Setting up trusted RFC connection

This blog will explain how to set up trusted RFC connection.

Questions that will be answered are:

  • How to setup a trusted RFC connection?

     

Setting up trusted RFC

Start in transaction SM59 to create an RFC to the destination system:

Trusted RFC with user name

Fill out your own user ID first. Make sure your user ID is existing in the destination system and is having sufficient S_RFCACL rights in the destination system. See OSS note 128447 – Trusted/trusting systems for the details.

Test the connection including the remote logon.

If that is ok, start transaction SMT1 and start the roadmap for setting up the trusted connection:

SMT1 enter destination

Enter the destination and finish the roadmap:

SMT1 complete roadmap

Complete the roadmap. 
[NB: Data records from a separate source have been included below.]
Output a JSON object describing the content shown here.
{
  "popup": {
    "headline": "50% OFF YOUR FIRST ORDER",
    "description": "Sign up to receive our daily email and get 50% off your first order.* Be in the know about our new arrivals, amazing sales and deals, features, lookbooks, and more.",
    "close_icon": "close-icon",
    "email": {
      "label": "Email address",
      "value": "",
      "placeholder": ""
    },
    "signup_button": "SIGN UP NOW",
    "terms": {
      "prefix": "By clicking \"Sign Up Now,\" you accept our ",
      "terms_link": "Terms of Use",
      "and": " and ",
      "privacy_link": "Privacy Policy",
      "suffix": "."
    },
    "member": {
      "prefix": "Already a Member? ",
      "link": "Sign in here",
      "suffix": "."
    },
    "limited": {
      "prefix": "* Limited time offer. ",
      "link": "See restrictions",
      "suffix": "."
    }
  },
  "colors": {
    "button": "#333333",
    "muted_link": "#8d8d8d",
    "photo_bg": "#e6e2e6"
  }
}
Now return to SM59 for the destination and remove the user ID, tick the box “Current User” and switch the Trust Relationship to Yes:

Trusted RFC with trust setting

Now test again. All should work.

Testing trusted RFC

A trusted RFC can be tested via the Remote Logon button:

If you now can jump from the current system to the connected system without password prompt: then all is fine.

If it is not working: check in the target system in ST22 for a remote logon failure dump. Must likely your user does not have sufficient rights in the target system.

RFC security settings

For checking RFC security settings, read this dedicated blog.

RFC Access Control List

In the newer S4HANA versions, you can switch from an authorization check towards a full Access Control List setup. Use transaction SMTACL and select the trust connection:

Switch here to Access Control List Check.

RFC hacking

Be aware that RFC’s and especially trusted RFC’s can be misused for hacking. Read this dedicated blog on how, and how to protect.

Checking which systems you trust

With transaction SMT2 you can check which systems have a trusted system setup towards the system you are currently logged in to.